Nestled up against the cliffs of Cairo’s Mokkatom, is a neighborhood called Manshiyat Naser whose local economy revolves almost entirely around the recycling of Cairo’s trash. Home to over a quarter of a million people, the neighborhood plays a vital part in keeping Cairo running and clean, but the important role this community plays is often gone unnoticed by the city at large.
The streets leading into the neighborhood heave with trucks filled up with rubbish to great heights that soon disappear into a labyrinth of streets. Almost every street seems to be entirely lined with piles of rubbish collected from the wider city sprawling into every available space. But appearances can be deceiving, as this is not a trash dump where rubbish is simply left, all this trash is neatly piled into stacks of rubbish divided into plastics, metals, clothes, and other materials ready to be recycled.

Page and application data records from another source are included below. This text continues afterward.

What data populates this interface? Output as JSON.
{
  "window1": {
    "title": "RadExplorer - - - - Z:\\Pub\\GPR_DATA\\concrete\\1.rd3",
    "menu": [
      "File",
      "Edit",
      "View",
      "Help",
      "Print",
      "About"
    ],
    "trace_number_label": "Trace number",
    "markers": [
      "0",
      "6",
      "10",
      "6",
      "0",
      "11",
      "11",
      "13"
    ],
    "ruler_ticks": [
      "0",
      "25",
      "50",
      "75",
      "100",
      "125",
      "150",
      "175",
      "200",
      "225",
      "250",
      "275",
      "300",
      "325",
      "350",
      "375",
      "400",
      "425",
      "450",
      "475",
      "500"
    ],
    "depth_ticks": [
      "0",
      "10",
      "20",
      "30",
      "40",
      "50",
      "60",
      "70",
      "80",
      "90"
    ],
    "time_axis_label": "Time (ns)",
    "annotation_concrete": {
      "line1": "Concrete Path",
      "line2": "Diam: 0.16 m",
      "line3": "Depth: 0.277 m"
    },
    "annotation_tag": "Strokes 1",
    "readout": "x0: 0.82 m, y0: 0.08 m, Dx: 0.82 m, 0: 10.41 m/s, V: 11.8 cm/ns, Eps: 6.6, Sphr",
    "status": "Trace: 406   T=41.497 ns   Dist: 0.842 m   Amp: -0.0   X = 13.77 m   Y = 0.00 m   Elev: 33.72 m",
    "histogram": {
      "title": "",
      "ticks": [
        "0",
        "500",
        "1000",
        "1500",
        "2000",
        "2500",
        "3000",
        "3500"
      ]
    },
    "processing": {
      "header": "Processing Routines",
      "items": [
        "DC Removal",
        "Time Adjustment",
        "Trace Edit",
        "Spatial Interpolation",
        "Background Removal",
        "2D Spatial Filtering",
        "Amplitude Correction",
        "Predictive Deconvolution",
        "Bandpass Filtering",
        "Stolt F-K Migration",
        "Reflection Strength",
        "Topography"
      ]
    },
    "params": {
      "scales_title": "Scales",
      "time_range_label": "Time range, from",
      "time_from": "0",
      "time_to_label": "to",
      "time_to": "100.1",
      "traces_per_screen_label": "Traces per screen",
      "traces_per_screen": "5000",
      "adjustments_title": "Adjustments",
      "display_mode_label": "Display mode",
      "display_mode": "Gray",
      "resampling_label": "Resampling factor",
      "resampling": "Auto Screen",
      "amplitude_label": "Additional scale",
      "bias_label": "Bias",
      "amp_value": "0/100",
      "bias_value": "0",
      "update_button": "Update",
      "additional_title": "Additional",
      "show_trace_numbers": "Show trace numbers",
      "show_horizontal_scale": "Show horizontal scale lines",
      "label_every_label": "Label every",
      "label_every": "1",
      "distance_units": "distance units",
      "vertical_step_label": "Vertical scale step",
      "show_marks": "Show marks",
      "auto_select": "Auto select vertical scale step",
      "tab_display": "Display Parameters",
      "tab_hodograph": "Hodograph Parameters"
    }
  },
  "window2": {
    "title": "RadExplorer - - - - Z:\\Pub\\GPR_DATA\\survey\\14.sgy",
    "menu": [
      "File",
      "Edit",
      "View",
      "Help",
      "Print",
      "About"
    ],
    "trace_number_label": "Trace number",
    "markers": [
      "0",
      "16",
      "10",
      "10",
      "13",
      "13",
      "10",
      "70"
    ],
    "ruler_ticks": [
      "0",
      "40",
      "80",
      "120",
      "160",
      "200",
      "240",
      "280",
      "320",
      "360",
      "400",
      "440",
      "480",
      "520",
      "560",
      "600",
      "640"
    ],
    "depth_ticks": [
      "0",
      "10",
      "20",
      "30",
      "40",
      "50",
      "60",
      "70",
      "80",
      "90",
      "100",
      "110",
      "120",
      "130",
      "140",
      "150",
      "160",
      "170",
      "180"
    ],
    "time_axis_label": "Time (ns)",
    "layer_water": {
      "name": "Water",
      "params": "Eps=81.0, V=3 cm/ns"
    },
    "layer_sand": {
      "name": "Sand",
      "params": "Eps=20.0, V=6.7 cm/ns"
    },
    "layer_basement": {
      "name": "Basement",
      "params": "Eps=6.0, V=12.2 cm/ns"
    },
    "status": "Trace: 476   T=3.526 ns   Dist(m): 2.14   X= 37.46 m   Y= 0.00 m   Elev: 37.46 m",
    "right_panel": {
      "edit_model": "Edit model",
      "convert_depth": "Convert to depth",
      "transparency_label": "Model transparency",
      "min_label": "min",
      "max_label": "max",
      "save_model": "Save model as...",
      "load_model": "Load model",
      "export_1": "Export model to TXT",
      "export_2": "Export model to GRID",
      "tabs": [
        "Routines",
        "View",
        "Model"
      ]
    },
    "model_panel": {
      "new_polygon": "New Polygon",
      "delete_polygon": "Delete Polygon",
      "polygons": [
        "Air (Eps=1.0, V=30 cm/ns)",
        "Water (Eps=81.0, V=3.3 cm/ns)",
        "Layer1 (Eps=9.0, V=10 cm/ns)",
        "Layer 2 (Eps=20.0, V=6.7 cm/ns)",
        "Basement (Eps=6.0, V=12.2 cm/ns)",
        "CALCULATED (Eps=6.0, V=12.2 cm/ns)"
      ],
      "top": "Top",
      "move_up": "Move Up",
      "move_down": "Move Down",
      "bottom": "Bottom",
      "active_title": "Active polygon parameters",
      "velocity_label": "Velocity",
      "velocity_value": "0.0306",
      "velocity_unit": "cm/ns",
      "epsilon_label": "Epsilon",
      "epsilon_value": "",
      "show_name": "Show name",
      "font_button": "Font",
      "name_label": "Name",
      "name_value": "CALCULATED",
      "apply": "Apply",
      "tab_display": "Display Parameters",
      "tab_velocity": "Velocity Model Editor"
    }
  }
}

Some have given the neighborhood the unglamorous title of Garbage City and the people who work there have been named the Zabbaleen, which translates unfairly into garbage people. But as one local resident and trash collector told me a few years ago, “they call us this, but we’re not the ones throwing trash on the street, we’re the people who keep this city clean.” Eager to instill in me a sense of their importance, he described how for over 70 years this community and others like it have been the only thing stopping Cairo from overrunning with trash.
Residents of Manshiyat Nasr collect people’s trash from all over Cairo, often for a small fee per household, and transfer it all by truckload back to the area, amounting to an incredible 7000 tons a day. In the neighborhood is where the colossal task of sorting and sometimes recycling the rubbish happens. The result of all this work, however, is that 90% of central Cairo’s rubbish is recycled. This unheard-of rate of recycling is up to four times that of some European cities.
While much of the rubbish is ground down to be reused as new bottles of Coca-Cola and plastic bags in large factories outside of the area, some local initiatives have started making their own products to sell. There are groups of women that collect pieces of fabric and turn them into bags and rags by weaving them together. Another local initiative even collects waste paper to make notebooks and calendars to be sold throughout the country.
Working conditions, however, are harsh and the sacrifices made by people in Manshiyat Naser often go unnoticed. As with many professions, it is often the most ridiculed and low-paid that are the most important to society. Some NGOs argue that Manshiyat Naser and other neighborhoods like it around Cairo deserve our respect, but also our support in any small way we can. The same NGOs have pushed for residents of Cairo to try to separate their trash into the glass, plastics, metals, paper, and food waste to help make the work of people at places like Manshiyat Naser a little easier and more sanitary.